“We still have storage tubs of snowmen that we’re trying to figure out how to give away,” John says.

Celebrating victories

But the good moments outnumbered the rough times — and by a wide margin.

John says his most cherished merit badge was the first one he ever earned: Archery. At his first summer camp, he was really struggling to get an arrow anywhere near the target.

The instructor calmly explained how to control his breathing and focus on the target, and his dad and fellow Scouts cheered him on. It worked.

Other highlights:

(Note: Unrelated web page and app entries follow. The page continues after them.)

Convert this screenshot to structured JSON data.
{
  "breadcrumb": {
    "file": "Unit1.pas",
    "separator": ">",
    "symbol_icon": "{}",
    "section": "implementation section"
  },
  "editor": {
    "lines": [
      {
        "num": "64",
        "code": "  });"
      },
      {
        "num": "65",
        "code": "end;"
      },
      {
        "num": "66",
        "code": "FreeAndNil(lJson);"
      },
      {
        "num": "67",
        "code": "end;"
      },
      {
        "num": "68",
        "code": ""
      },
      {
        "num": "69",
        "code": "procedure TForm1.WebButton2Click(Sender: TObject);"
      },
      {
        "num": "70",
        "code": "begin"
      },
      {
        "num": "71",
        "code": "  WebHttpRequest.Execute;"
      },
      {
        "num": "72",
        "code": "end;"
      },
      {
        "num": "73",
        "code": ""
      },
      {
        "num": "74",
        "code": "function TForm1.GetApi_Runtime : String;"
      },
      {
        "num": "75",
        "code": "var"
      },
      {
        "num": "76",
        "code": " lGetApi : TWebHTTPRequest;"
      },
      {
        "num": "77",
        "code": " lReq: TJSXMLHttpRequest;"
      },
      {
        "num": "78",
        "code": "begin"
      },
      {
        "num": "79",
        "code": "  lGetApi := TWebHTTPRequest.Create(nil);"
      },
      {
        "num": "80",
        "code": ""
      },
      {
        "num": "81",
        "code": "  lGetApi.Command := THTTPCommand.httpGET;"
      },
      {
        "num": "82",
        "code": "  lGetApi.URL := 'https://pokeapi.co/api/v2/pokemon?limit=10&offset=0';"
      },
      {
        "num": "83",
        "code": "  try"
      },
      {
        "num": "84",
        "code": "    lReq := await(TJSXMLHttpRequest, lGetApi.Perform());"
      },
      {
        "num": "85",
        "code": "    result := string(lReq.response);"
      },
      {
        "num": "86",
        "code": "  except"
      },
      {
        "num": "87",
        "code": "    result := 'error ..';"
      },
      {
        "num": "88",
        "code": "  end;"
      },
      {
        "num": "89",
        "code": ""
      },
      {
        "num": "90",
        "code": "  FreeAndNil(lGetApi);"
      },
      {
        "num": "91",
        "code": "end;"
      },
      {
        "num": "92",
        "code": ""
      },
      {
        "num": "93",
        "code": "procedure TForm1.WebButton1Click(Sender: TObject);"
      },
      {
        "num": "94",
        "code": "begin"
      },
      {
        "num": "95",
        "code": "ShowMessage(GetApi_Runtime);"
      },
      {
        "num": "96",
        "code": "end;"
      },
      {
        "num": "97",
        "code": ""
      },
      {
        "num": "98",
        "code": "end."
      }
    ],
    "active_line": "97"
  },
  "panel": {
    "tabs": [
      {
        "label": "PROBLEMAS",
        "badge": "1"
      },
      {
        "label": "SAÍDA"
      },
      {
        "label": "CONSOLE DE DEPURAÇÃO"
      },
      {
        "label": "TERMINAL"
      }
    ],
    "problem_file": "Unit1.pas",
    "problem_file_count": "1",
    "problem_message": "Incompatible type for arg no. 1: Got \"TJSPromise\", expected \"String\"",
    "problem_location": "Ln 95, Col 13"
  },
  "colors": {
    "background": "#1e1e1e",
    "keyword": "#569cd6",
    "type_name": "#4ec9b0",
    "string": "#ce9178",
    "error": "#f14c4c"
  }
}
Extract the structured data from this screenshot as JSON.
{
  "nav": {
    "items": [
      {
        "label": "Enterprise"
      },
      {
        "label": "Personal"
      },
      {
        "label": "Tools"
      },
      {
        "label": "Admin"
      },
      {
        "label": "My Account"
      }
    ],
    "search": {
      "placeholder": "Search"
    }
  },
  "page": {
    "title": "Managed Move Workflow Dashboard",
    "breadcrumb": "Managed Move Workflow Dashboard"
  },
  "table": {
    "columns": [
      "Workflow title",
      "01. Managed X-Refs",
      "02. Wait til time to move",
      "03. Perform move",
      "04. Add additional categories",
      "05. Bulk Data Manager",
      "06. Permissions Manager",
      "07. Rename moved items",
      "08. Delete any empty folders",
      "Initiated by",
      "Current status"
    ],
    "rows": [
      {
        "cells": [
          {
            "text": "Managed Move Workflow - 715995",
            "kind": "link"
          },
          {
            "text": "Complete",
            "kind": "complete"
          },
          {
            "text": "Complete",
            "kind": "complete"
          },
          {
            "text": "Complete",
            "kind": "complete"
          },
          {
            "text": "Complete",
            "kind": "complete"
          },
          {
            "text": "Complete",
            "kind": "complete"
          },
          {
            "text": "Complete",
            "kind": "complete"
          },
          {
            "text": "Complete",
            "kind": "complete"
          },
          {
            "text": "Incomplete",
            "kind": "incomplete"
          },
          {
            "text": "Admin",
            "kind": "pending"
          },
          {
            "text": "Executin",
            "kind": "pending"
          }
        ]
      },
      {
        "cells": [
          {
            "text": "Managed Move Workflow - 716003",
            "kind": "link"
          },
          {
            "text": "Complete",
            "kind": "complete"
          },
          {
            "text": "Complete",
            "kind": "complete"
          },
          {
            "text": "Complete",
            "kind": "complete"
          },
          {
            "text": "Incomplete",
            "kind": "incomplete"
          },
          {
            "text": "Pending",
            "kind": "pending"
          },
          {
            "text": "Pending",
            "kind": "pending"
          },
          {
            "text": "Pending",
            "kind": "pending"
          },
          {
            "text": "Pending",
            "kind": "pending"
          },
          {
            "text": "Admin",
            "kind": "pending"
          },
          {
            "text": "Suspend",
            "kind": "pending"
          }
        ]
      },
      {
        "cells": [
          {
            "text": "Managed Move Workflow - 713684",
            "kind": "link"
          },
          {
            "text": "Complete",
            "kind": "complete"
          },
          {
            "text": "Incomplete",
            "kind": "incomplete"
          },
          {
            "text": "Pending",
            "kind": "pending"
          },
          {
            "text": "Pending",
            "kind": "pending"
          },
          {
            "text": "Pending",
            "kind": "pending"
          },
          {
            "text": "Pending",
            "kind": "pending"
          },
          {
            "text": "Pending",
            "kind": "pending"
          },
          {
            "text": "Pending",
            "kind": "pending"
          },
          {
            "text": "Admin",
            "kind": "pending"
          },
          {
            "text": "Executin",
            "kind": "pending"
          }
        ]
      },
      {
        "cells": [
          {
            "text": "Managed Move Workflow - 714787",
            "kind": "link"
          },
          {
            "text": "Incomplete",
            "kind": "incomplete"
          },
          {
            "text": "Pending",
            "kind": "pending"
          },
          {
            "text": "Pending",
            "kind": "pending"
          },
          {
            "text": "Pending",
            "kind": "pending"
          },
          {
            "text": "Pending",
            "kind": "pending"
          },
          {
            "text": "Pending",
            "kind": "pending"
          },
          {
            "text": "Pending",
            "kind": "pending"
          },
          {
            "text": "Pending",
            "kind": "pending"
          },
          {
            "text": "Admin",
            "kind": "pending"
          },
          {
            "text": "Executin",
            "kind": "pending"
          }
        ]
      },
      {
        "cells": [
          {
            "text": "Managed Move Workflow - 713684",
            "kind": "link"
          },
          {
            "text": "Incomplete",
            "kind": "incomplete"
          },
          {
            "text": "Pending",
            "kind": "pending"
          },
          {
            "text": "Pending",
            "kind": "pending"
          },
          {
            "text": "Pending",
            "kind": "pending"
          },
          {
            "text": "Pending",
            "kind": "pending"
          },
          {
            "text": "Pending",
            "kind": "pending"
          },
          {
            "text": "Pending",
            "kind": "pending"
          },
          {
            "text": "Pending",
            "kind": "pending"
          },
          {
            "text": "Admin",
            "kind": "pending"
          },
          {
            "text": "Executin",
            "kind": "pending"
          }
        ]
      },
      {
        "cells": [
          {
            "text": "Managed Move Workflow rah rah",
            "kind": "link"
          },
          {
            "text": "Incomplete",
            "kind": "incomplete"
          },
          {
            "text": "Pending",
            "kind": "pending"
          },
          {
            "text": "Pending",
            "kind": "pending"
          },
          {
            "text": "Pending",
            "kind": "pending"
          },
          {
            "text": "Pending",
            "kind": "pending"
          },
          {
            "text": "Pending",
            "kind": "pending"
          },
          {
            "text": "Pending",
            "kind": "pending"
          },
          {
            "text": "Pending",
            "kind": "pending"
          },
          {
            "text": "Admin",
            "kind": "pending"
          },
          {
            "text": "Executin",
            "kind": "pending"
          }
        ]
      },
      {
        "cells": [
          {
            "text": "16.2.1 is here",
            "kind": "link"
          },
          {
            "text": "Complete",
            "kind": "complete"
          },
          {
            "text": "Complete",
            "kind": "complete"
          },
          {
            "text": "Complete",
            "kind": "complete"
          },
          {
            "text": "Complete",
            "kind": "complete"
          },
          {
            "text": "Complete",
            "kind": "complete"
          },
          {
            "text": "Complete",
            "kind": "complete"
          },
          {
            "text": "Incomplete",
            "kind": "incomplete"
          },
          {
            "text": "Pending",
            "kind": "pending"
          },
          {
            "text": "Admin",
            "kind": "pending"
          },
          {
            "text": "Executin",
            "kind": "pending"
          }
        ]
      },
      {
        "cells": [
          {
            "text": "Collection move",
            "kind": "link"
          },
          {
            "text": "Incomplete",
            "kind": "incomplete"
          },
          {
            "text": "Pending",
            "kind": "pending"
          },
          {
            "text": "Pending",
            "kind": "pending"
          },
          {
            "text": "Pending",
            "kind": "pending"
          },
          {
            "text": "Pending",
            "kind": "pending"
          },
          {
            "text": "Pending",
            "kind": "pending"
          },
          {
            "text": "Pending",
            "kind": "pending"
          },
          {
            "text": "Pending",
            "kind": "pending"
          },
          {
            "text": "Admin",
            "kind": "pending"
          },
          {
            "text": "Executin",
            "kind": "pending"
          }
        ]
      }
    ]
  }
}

  • Plumbing merit badge: John and some fellow Scouts earned it in Cleveland at a facility that trains professional plumbers. The site includes a training house with clear pipes. “The boys could follow a pretend ‘poop’ through the pipes,” Rose says. “Sounds odd but was very neat.”
  • Law merit badge: John earned it at the courthouse in Lake County, Ill., where he and his fellow Scouts got to serve as a mock jury.
  • Geocaching merit badge: John still gets notifications that people have found his cache — four years after he placed it.
  • Collections merit badge: While earning this one at a merit badge event in Indianapolis, John got to visit Gen Con — the largest tabletop-game convention in North America.
John and his sister prepare to ski as he works on the Snow Sports merit badge.

What the family learned

Joe, John’s dad, discovered the thrill of finding a hobby you can share with your child.

“It’s gratifying to share information on a passion like coin collecting,” Rose says, “which my husband has been doing since he was a young boy.”

Rose, John’s mom, learned just how far she’ll go to join the activities that interest her children.

“I tried snow skiing for the first time in my life, which was a complete bust,” she says. “I ended up going down the mountain on my rear end!”

Julie, John’s older sister, developed a greater appreciation for the time and effort required to earn merit badges.

“She did find some things she really enjoys, like golf and snow skiing,” Rose says. “Each winter, we take a skiing trip with other current and former Scout families.”

Finishing strong

John earned his 139th merit badge on July 20. As he completed the 50-mile ride for the Cycling merit badge, he was greeted by current and former members of his troop.

Everyone lined up to congratulate him on reaching his goal.

Though John got the kudos — and deservedly so — let’s start another cheer for his family. Because families make a great Scouting experience even better.

“John’s journey was a journey for us all and became part of our lifestyle,” Rose says. “I find it personally somewhat bittersweet that he’s now earned them all. It’s given each one of us some great stories and memories.”

Why 139?

There are 137 currently available merit badges, so how did John earn 139?

His count includes the Computers merit badge (discontinued in 2014 and replaced by Digital Technology) and the Cinematography merit badge (which became Moviemaking in 2013).

Share your story

Moms, dads, guardians and siblings: How did your Scout’s merit badge experience change you in unexpected ways? Share your story in the comments.

About Bryan Wendell 3281 Articles
Bryan Wendell, an Eagle Scout, is the founder of Bryan on Scouting and a contributing writer.